One last example of covering I can give is one from myself. When I was younger, I used to enjoy pretending to be other people. People I looked up to, rock stars, actors… I’d try to get similar clothes, haircuts, attitudes from images or knowledge that I had of these people beforehand and just go for it. Stand in front of a mirror, imitating, going out, imitating. Not as to think that I was literally them, not up to the point where I was introducing myself as them, but more as a curiosity who I could become. To see how I’d feel experiencing myself as him/her. I would remain me, but I realized I could switch between identities. The image of the teenager holding a hairdryer in front of a mirror comes to mind. An embodiment that actively performs a duality but includes only one audience. The self splits in two, the image is in the mirror, the self becomes the one who gazes there and adores what he sees. This way, the adorer is the adored. A one-person show, one-person audience. Being immersed in the other, temporarily, is an act of covering.

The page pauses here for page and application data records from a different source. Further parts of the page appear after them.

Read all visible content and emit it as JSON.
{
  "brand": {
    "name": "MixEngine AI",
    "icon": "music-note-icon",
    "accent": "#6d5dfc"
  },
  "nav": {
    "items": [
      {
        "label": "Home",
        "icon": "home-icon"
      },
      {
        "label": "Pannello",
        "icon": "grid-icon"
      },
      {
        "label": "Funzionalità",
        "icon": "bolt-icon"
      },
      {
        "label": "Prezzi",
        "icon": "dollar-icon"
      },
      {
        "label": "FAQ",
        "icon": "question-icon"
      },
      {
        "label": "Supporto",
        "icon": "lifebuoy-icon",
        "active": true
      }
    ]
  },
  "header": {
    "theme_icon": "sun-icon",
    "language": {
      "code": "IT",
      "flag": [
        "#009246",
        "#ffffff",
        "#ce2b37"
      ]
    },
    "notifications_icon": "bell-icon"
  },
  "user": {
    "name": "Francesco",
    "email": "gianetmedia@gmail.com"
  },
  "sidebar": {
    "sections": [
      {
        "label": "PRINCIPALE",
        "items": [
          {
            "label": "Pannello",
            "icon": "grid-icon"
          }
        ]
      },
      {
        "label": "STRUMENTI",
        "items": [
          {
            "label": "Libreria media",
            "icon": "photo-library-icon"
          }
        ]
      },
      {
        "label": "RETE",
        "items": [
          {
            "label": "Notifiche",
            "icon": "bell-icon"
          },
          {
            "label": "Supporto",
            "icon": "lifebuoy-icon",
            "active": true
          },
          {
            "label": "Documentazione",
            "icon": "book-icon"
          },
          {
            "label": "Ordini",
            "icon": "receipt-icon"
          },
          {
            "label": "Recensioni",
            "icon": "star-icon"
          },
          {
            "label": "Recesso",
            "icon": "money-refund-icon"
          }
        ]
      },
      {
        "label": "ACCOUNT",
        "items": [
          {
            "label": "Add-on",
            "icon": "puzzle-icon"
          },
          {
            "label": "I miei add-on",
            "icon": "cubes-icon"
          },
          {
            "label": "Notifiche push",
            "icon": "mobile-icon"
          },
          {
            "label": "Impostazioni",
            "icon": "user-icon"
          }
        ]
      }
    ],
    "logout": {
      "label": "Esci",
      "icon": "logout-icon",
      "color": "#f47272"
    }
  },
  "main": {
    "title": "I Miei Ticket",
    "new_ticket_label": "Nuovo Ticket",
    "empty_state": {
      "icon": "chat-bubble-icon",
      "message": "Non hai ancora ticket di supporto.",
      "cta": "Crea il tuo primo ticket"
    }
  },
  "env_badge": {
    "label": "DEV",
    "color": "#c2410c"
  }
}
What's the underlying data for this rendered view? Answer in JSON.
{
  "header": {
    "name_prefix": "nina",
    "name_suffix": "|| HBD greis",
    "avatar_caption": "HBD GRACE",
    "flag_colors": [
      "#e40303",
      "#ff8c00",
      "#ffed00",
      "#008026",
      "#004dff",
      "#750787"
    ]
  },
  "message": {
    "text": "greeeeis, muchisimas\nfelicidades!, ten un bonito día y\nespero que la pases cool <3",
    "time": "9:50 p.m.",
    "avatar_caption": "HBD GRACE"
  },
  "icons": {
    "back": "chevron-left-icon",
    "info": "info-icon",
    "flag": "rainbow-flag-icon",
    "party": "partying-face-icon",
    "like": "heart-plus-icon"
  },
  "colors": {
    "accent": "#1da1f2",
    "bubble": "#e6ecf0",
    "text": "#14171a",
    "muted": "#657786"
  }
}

And there is a subliminal level of fandom. Whatever the circumstance (be it singing in front of a mirror with a hairdryer, singing Frank Sinatra in a karaoke bar), it offers a meeting of two realities. Becoming the other and seeing oneself as the other, simultaneously. The uncanniness brought about with seeing yourself and experiencing yourself seeing as an other brings about a radical self-referentiality in perceiving 4. In this sense, covering is felt in its utmost immediacy.
Being tucked away in a private space where this embodiment, in all its intimacy is possible. I ́m talking about covering as a breaker of boundaries between self and other. About it giving a multi-perspectival agency to the self, in a practical, artistic way. Try it out, an example would be re-interpreting Robert DeNiro’s famous performance from Taxi Driver… “You talkin’ to me?”
Bergur Thomas Anderson
Featured image: Gerard Ortín, installation view. Photo credit © Fundació Joan Miró, Barcelona.
Foto: Pere Pratdesaba.
- Brian Massumi, The thinking-feeling of what happens: A semblance of a conversation page 6